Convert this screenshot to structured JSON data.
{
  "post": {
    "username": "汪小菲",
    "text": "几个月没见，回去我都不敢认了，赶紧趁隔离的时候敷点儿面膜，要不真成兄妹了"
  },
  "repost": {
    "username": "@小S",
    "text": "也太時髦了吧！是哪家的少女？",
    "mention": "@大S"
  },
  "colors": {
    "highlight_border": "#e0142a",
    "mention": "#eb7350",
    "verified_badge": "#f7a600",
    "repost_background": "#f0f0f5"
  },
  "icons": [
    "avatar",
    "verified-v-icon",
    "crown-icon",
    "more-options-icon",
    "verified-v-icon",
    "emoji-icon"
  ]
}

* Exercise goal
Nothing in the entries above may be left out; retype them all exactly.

* Task response
Convert this screenshot to structured JSON data.
{
  "post": {
    "username": "汪小菲",
    "text": "几个月没见，回去我都不敢认了，赶紧趁隔离的时候敷点儿面膜，要不真成兄妹了"
  },
  "repost": {
    "username": "@小S",
    "text": "也太時髦了吧！是哪家的少女？",
    "mention": "@大S"
  },
  "colors": {
    "highlight_border": "#e0142a",
    "mention": "#eb7350",
    "verified_badge": "#f7a600",
    "repost_background": "#f0f0f5"
  },
  "icons": [
    "avatar",
    "verified-v-icon",
    "crown-icon",
    "more-options-icon",
    "verified-v-icon",
    "emoji-icon"
  ]
}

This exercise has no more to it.